Have you ever seen the films of Powell and Pressburger? For film buffs this directorial duo created visual masterpieces, many of which are a staple of most Film Studies courses. I grew up watching these films, loving the rich colours and the imagery they conveyed.
‘The Red Shoes’ has always been a favourite, its music having the knack of go round and round in your head for many days after. The same can be said of the red ballet shoes, which the main protagonist, Vicky Page, is unable to take off.
Now you may be thinking what is the relevance of these ballet shoes to this or any Striped Sister? Well for me, there is a huge relevance and it is all connected to the imagery of the red shoes themselves. In this iconic film, the red shoes have a mind of their own and when Vicky puts them on, she has no power over where they go. More significantly, even when Vicky tries to take an independent step forward, the shoes draw her back. It is almost that she is powerless to fight them.
For me, the imagery of this fight connects with the internal fight I often have with my so-called common sense and my gut instinct, particularly when making important decisions. Like all of us, life presents us with opportunities, choices and often difficult decisions to make. Common responses to such decision-making processes can be many. We may start by mulling them over, we may move into creating laborious ‘for’ and ‘against’ columns for particular problems. As things remain unresolved we may even consult ‘I Ching’ or runes, leaving no stone unturned in our quest to find a resolution to our dilemma.
Amongst all this cogitating, action and inaction, it is the gut instinct that I often go back to. Never was this more the case than recently when I was faced with an important decision to make. After much deliberation, I thought I had it cracked and thought I had decided on the best thing to do. Clearly the red shoes had other ideas. Every time I was about to take action, the red shoes and that darned music would appear out of nowhere in my consciousness and pull me back. This kept happening time and time again.

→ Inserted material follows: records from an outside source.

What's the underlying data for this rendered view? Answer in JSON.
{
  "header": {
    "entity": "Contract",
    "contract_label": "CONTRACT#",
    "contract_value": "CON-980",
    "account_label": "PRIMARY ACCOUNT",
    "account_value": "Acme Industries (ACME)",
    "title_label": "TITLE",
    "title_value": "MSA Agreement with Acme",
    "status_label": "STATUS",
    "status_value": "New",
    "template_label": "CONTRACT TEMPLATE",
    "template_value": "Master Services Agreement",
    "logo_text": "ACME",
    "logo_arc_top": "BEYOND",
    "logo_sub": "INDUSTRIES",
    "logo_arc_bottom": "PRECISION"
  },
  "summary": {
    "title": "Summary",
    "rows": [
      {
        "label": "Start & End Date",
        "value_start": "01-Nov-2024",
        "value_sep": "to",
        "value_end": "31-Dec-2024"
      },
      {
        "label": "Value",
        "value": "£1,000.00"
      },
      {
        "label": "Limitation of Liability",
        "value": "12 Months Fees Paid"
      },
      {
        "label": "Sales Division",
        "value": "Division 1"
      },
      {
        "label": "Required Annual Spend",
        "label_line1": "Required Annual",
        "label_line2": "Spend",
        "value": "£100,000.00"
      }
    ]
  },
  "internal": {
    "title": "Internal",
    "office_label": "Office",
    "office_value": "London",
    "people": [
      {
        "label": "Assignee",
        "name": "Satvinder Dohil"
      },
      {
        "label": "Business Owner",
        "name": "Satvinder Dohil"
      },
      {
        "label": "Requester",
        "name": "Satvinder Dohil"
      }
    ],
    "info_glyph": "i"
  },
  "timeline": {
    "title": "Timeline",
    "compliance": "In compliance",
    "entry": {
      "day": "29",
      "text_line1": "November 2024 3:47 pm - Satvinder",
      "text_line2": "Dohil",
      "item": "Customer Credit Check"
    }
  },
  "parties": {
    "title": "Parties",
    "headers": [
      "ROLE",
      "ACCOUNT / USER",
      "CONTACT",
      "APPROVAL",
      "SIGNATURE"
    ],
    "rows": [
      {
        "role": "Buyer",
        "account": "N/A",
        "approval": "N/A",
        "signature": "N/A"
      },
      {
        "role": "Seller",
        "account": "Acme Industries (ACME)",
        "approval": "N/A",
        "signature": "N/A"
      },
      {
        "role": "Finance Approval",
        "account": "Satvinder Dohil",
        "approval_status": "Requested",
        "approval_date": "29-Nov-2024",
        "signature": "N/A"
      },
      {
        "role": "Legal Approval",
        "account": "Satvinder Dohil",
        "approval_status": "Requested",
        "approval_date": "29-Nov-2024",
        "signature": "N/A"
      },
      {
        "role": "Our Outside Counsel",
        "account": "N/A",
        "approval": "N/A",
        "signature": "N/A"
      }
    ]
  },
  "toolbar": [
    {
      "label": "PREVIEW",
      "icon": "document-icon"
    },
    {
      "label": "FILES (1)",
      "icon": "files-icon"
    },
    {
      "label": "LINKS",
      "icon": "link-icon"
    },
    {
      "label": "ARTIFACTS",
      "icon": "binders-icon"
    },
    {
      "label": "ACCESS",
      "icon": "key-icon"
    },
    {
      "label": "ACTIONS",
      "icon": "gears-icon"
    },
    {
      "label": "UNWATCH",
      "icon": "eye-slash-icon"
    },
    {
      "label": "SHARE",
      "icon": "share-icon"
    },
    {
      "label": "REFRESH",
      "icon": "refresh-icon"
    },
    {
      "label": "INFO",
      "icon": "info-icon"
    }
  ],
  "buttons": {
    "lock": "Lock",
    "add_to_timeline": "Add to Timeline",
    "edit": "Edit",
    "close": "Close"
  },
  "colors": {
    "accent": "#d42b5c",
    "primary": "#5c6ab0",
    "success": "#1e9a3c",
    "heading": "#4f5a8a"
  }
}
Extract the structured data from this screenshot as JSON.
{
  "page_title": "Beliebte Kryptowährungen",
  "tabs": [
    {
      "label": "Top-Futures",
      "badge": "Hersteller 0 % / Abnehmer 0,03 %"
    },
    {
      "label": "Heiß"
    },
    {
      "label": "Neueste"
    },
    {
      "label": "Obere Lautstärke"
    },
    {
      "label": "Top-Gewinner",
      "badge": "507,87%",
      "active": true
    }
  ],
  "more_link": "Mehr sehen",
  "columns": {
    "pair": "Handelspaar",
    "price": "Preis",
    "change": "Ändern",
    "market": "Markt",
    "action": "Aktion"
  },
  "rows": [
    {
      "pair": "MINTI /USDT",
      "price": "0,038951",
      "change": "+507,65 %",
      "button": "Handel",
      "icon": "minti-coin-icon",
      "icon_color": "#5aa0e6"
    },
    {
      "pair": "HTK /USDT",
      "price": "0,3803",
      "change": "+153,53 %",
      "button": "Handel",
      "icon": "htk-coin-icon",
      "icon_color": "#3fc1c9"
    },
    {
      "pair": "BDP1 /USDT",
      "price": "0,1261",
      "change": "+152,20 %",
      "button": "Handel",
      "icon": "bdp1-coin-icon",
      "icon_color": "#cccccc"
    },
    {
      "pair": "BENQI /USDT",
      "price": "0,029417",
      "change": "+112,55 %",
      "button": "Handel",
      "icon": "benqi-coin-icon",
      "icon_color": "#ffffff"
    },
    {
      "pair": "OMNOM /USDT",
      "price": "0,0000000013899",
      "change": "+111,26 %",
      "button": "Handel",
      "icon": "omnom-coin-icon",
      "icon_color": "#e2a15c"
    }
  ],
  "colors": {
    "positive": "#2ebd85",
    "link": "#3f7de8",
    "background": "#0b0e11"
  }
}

I am no psychic, I am no therapist and incidentally I don’t know what they would make of this! All I do know is that it is years since I have seen this film, and yet the power of this imagery was working in some mysterious way for me. So in the end I gave in and starting listening to that pull. I made my decision and the red shoes stopped pulling me. Maybe they have served their purpose, at least for now. Inevitably I’ve now found myself on quite a different life path of which I don’t know the outcome. The curiosity remains of why these shoes have such visual power and whether such images are unique to me. I suspect the answer to that lies with Powell and Pressburger themselves.
© stripedsisters 2020